**** Provided data

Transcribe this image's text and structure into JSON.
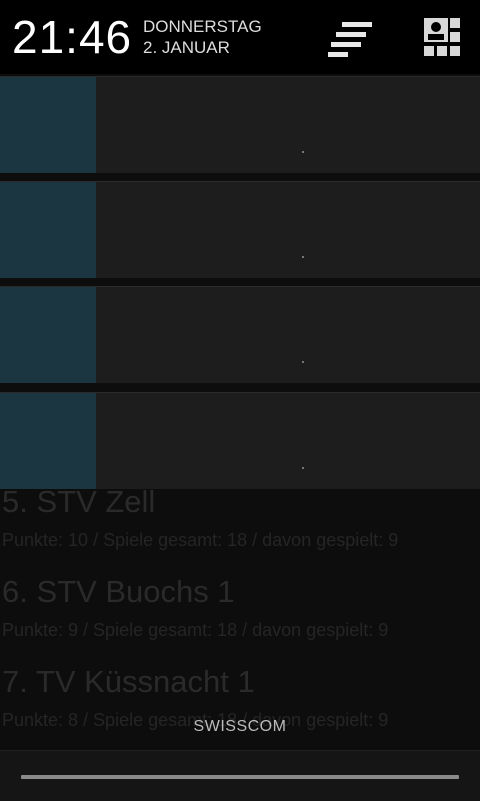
{
  "status": {
    "time": "21:46",
    "day": "DONNERSTAG",
    "date": "2. JANUAR"
  },
  "icons": {
    "settings": "quick-settings-icon",
    "profile": "user-profile-icon"
  },
  "background_list": {
    "items": [
      {
        "title": "5. STV Zell",
        "subtitle": "Punkte: 10 / Spiele gesamt: 18 / davon gespielt: 9"
      },
      {
        "title": "6. STV Buochs 1",
        "subtitle": "Punkte: 9 / Spiele gesamt: 18 / davon gespielt: 9"
      },
      {
        "title": "7. TV Küssnacht 1",
        "subtitle": "Punkte: 8 / Spiele gesamt: 18 / davon gespielt: 9"
      }
    ]
  },
  "notifications": [
    {
      "id": 1
    },
    {
      "id": 2
    },
    {
      "id": 3
    },
    {
      "id": 4
    }
  ],
  "carrier": "SWISSCOM",
  "colors": {
    "notification_icon": "#1b3640",
    "notification_bg": "#1d1d1d",
    "header_bg": "#000000"
  }
}
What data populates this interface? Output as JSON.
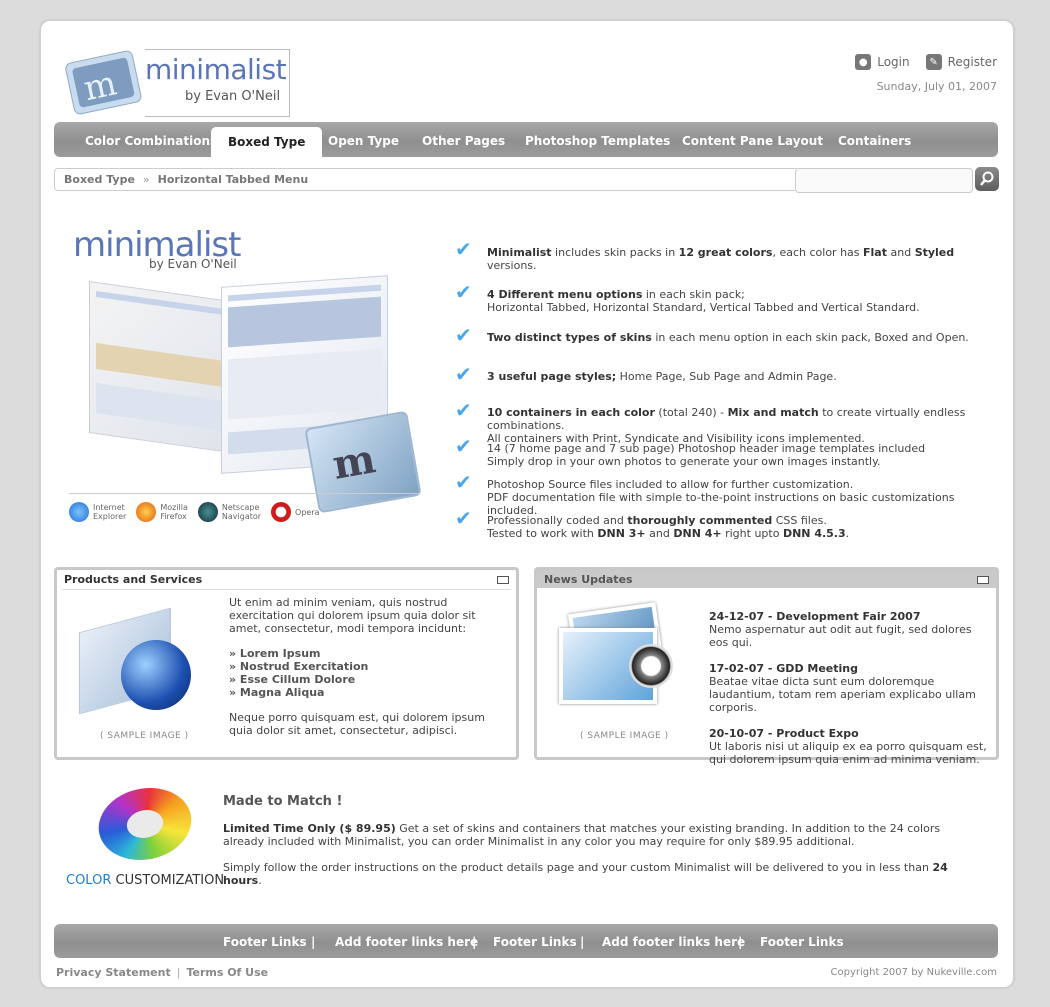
{
  "logo": {
    "word": "minimalist",
    "by": "by Evan O'Neil"
  },
  "header": {
    "login": "Login",
    "register": "Register",
    "date": "Sunday, July 01, 2007"
  },
  "nav": {
    "items": [
      "Color Combinations",
      "Boxed Type",
      "Open Type",
      "Other Pages",
      "Photoshop Templates",
      "Content Pane Layout",
      "Containers"
    ],
    "active": "Boxed Type"
  },
  "breadcrumb": {
    "root": "Boxed Type",
    "separator": "»",
    "current": "Horizontal Tabbed Menu"
  },
  "search": {
    "placeholder": "",
    "icon": "search-icon"
  },
  "hero": {
    "logo_word": "minimalist",
    "logo_by": "by Evan O'Neil",
    "browsers": [
      {
        "line1": "Internet",
        "line2": "Explorer"
      },
      {
        "line1": "Mozilla",
        "line2": "Firefox"
      },
      {
        "line1": "Netscape",
        "line2": "Navigator"
      },
      {
        "line1": "Opera",
        "line2": ""
      }
    ],
    "features": [
      {
        "b1": "Minimalist",
        "t1": " includes skin packs in ",
        "b2": "12 great colors",
        "t2": ", each color has ",
        "b3": "Flat",
        "t3": " and ",
        "b4": "Styled",
        "t4": " versions.",
        "line2": ""
      },
      {
        "b1": "4 Different menu options",
        "t1": " in each skin pack;",
        "line2": "Horizontal Tabbed, Horizontal Standard, Vertical Tabbed and Vertical Standard."
      },
      {
        "b1": "Two distinct types of skins",
        "t1": " in each menu option in each skin pack, Boxed and Open.",
        "line2": ""
      },
      {
        "b1": "3 useful page styles;",
        "t1": " Home Page, Sub Page and Admin Page.",
        "line2": ""
      },
      {
        "b1": "10 containers in each color",
        "t1": " (total 240) - ",
        "b2": "Mix and match",
        "t2": " to create virtually endless combinations.",
        "line2": "All containers with Print, Syndicate and Visibility icons implemented."
      },
      {
        "t0": "14 (7 home page and 7 sub page) Photoshop header image templates included",
        "line2": "Simply drop in your own photos to generate your own images instantly."
      },
      {
        "t0": "Photoshop Source files included to allow for further customization.",
        "line2": "PDF documentation file with simple to-the-point instructions on basic customizations included."
      },
      {
        "t0": "Professionally coded and ",
        "b1": "thoroughly commented",
        "t1": " CSS files.",
        "l2a": "Tested to work with ",
        "l2b": "DNN 3+",
        "l2c": " and ",
        "l2d": "DNN 4+",
        "l2e": " right upto ",
        "l2f": "DNN 4.5.3",
        "l2g": "."
      }
    ]
  },
  "products": {
    "title": "Products and Services",
    "intro": "Ut enim ad minim veniam, quis nostrud exercitation qui dolorem ipsum quia dolor sit amet, consectetur, modi tempora incidunt:",
    "items": [
      "» Lorem Ipsum",
      "» Nostrud Exercitation",
      "» Esse Cillum Dolore",
      "» Magna Aliqua"
    ],
    "outro": "Neque porro quisquam est, qui dolorem ipsum quia dolor sit amet, consectetur, adipisci.",
    "sample": "( SAMPLE IMAGE )"
  },
  "news": {
    "title": "News Updates",
    "sample": "( SAMPLE IMAGE )",
    "items": [
      {
        "head": "24-12-07 - Development Fair 2007",
        "body": "Nemo aspernatur aut odit aut fugit, sed dolores eos qui."
      },
      {
        "head": "17-02-07 - GDD Meeting",
        "body": "Beatae vitae dicta sunt eum doloremque laudantium, totam rem aperiam explicabo ullam corporis."
      },
      {
        "head": "20-10-07 - Product Expo",
        "body": "Ut laboris nisi ut aliquip ex ea porro quisquam est, qui dolorem ipsum quia enim ad minima veniam."
      }
    ]
  },
  "customization": {
    "label_color": "COLOR",
    "label_rest": " CUSTOMIZATION",
    "title": "Made to Match !",
    "p1_bold": "Limited Time Only ($ 89.95)",
    "p1_rest": " Get a set of skins and containers that matches your existing branding. In addition to the 24 colors already included with Minimalist, you can order Minimalist in any color you may require for only $89.95 additional.",
    "p2_text": "Simply follow the order instructions on the product details page and your custom Minimalist will be delivered to you in less than ",
    "p2_bold": "24 hours",
    "p2_end": "."
  },
  "footer": {
    "links": [
      "Footer Links",
      "|",
      "Add footer links here",
      "|",
      "Footer Links",
      "|",
      "Add footer links here",
      "|",
      "Footer Links"
    ],
    "privacy": "Privacy Statement",
    "sep": "|",
    "terms": "Terms Of Use",
    "copyright": "Copyright 2007 by Nukeville.com"
  },
  "colors": {
    "accent": "#5b76b8",
    "check": "#49a6e8",
    "nav_bg": "#999999",
    "cc_blue": "#1f7ed0"
  }
}
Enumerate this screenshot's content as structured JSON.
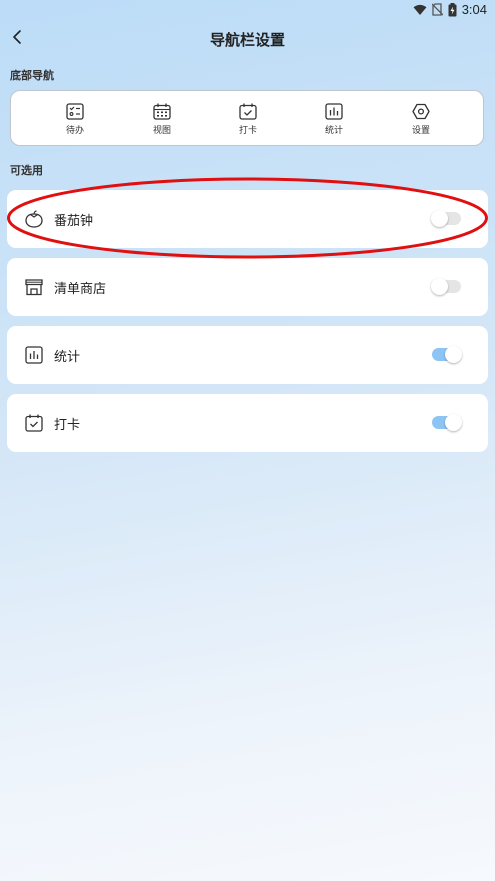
{
  "status_bar": {
    "time": "3:04",
    "icons": [
      "wifi-icon",
      "no-sim-icon",
      "battery-charging-icon"
    ]
  },
  "header": {
    "title": "导航栏设置",
    "back_icon": "chevron-left-icon"
  },
  "bottom_nav_section": {
    "label": "底部导航",
    "items": [
      {
        "label": "待办",
        "icon": "todo-list-icon"
      },
      {
        "label": "视图",
        "icon": "calendar-grid-icon"
      },
      {
        "label": "打卡",
        "icon": "calendar-check-icon"
      },
      {
        "label": "统计",
        "icon": "bar-chart-icon"
      },
      {
        "label": "设置",
        "icon": "settings-hexagon-icon"
      }
    ]
  },
  "available_section": {
    "label": "可选用",
    "items": [
      {
        "label": "番茄钟",
        "icon": "tomato-icon",
        "enabled": false
      },
      {
        "label": "清单商店",
        "icon": "store-icon",
        "enabled": false
      },
      {
        "label": "统计",
        "icon": "bar-chart-icon",
        "enabled": true
      },
      {
        "label": "打卡",
        "icon": "calendar-check-icon",
        "enabled": true
      }
    ]
  },
  "colors": {
    "toggle_on": "#8ec4f4",
    "toggle_off": "#e5e5e5",
    "highlight_ellipse": "#e01010",
    "background_top": "#bcdcf7",
    "background_bottom": "#f6f9fd"
  }
}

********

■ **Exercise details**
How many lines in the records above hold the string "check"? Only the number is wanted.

■ **Task response**
3